# Problem to work on:
Retype each line of the listing below, word for word.

------------------------------------

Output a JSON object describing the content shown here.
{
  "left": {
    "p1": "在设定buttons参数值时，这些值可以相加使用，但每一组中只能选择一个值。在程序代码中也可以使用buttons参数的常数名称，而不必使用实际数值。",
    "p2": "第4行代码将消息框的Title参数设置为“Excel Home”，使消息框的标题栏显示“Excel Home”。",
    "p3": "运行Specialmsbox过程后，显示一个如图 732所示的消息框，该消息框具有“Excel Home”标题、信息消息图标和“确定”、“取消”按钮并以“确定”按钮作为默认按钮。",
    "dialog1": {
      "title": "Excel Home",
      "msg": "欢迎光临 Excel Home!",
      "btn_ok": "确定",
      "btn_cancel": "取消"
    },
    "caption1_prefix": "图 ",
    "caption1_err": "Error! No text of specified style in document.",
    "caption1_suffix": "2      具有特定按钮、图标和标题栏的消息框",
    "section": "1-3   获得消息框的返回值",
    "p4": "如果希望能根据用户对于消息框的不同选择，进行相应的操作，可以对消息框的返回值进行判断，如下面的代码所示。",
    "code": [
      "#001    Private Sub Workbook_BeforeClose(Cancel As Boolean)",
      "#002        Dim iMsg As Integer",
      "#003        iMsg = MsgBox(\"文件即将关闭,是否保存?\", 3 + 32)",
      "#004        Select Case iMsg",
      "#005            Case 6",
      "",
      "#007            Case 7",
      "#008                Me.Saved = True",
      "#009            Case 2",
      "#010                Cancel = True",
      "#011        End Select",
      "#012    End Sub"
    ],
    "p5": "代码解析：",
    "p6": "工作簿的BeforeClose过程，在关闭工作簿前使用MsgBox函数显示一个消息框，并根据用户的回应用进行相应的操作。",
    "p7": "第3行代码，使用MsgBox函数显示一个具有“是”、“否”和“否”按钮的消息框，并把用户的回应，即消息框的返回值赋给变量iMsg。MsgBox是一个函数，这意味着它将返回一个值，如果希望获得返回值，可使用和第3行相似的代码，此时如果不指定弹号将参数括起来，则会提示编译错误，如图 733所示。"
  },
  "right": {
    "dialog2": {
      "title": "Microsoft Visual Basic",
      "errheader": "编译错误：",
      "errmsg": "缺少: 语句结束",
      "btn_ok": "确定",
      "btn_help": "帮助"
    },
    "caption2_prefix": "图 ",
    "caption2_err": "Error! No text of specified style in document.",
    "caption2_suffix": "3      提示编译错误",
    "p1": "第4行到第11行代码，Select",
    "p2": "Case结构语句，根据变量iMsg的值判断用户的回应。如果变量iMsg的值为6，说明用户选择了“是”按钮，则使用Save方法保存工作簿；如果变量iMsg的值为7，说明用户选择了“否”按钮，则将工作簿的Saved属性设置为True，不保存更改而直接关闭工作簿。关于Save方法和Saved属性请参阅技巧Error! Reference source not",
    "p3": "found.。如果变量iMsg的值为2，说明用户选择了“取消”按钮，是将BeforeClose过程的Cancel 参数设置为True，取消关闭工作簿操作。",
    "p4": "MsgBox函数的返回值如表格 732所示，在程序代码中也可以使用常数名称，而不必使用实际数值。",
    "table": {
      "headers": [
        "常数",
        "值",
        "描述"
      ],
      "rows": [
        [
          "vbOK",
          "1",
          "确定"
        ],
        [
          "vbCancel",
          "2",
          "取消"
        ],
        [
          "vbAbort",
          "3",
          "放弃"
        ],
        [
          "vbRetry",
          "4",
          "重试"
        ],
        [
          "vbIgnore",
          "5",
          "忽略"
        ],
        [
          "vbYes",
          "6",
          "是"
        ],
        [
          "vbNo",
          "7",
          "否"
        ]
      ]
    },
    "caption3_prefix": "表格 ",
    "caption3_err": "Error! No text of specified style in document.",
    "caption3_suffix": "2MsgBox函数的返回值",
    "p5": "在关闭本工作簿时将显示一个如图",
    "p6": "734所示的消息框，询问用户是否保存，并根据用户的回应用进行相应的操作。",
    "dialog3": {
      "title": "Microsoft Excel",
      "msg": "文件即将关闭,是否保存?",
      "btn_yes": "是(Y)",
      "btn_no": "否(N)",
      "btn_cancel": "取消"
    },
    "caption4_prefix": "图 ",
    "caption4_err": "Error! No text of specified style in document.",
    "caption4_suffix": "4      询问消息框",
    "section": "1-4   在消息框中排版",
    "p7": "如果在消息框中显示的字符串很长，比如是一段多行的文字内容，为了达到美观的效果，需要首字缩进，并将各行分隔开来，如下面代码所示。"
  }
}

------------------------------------

# Solution:
Output a JSON object describing the content shown here.
{
  "left": {
    "p1": "在设定buttons参数值时，这些值可以相加使用，但每一组中只能选择一个值。在程序代码中也可以使用buttons参数的常数名称，而不必使用实际数值。",
    "p2": "第4行代码将消息框的Title参数设置为“Excel Home”，使消息框的标题栏显示“Excel Home”。",
    "p3": "运行Specialmsbox过程后，显示一个如图 732所示的消息框，该消息框具有“Excel Home”标题、信息消息图标和“确定”、“取消”按钮并以“确定”按钮作为默认按钮。",
    "dialog1": {
      "title": "Excel Home",
      "msg": "欢迎光临 Excel Home!",
      "btn_ok": "确定",
      "btn_cancel": "取消"
    },
    "caption1_prefix": "图 ",
    "caption1_err": "Error! No text of specified style in document.",
    "caption1_suffix": "2      具有特定按钮、图标和标题栏的消息框",
    "section": "1-3   获得消息框的返回值",
    "p4": "如果希望能根据用户对于消息框的不同选择，进行相应的操作，可以对消息框的返回值进行判断，如下面的代码所示。",
    "code": [
      "#001    Private Sub Workbook_BeforeClose(Cancel As Boolean)",
      "#002        Dim iMsg As Integer",
      "#003        iMsg = MsgBox(\"文件即将关闭,是否保存?\", 3 + 32)",
      "#004        Select Case iMsg",
      "#005            Case 6",
      "",
      "#007            Case 7",
      "#008                Me.Saved = True",
      "#009            Case 2",
      "#010                Cancel = True",
      "#011        End Select",
      "#012    End Sub"
    ],
    "p5": "代码解析：",
    "p6": "工作簿的BeforeClose过程，在关闭工作簿前使用MsgBox函数显示一个消息框，并根据用户的回应用进行相应的操作。",
    "p7": "第3行代码，使用MsgBox函数显示一个具有“是”、“否”和“否”按钮的消息框，并把用户的回应，即消息框的返回值赋给变量iMsg。MsgBox是一个函数，这意味着它将返回一个值，如果希望获得返回值，可使用和第3行相似的代码，此时如果不指定弹号将参数括起来，则会提示编译错误，如图 733所示。"
  },
  "right": {
    "dialog2": {
      "title": "Microsoft Visual Basic",
      "errheader": "编译错误：",
      "errmsg": "缺少: 语句结束",
      "btn_ok": "确定",
      "btn_help": "帮助"
    },
    "caption2_prefix": "图 ",
    "caption2_err": "Error! No text of specified style in document.",
    "caption2_suffix": "3      提示编译错误",
    "p1": "第4行到第11行代码，Select",
    "p2": "Case结构语句，根据变量iMsg的值判断用户的回应。如果变量iMsg的值为6，说明用户选择了“是”按钮，则使用Save方法保存工作簿；如果变量iMsg的值为7，说明用户选择了“否”按钮，则将工作簿的Saved属性设置为True，不保存更改而直接关闭工作簿。关于Save方法和Saved属性请参阅技巧Error! Reference source not",
    "p3": "found.。如果变量iMsg的值为2，说明用户选择了“取消”按钮，是将BeforeClose过程的Cancel 参数设置为True，取消关闭工作簿操作。",
    "p4": "MsgBox函数的返回值如表格 732所示，在程序代码中也可以使用常数名称，而不必使用实际数值。",
    "table": {
      "headers": [
        "常数",
        "值",
        "描述"
      ],
      "rows": [
        [
          "vbOK",
          "1",
          "确定"
        ],
        [
          "vbCancel",
          "2",
          "取消"
        ],
        [
          "vbAbort",
          "3",
          "放弃"
        ],
        [
          "vbRetry",
          "4",
          "重试"
        ],
        [
          "vbIgnore",
          "5",
          "忽略"
        ],
        [
          "vbYes",
          "6",
          "是"
        ],
        [
          "vbNo",
          "7",
          "否"
        ]
      ]
    },
    "caption3_prefix": "表格 ",
    "caption3_err": "Error! No text of specified style in document.",
    "caption3_suffix": "2MsgBox函数的返回值",
    "p5": "在关闭本工作簿时将显示一个如图",
    "p6": "734所示的消息框，询问用户是否保存，并根据用户的回应用进行相应的操作。",
    "dialog3": {
      "title": "Microsoft Excel",
      "msg": "文件即将关闭,是否保存?",
      "btn_yes": "是(Y)",
      "btn_no": "否(N)",
      "btn_cancel": "取消"
    },
    "caption4_prefix": "图 ",
    "caption4_err": "Error! No text of specified style in document.",
    "caption4_suffix": "4      询问消息框",
    "section": "1-4   在消息框中排版",
    "p7": "如果在消息框中显示的字符串很长，比如是一段多行的文字内容，为了达到美观的效果，需要首字缩进，并将各行分隔开来，如下面代码所示。"
  }
}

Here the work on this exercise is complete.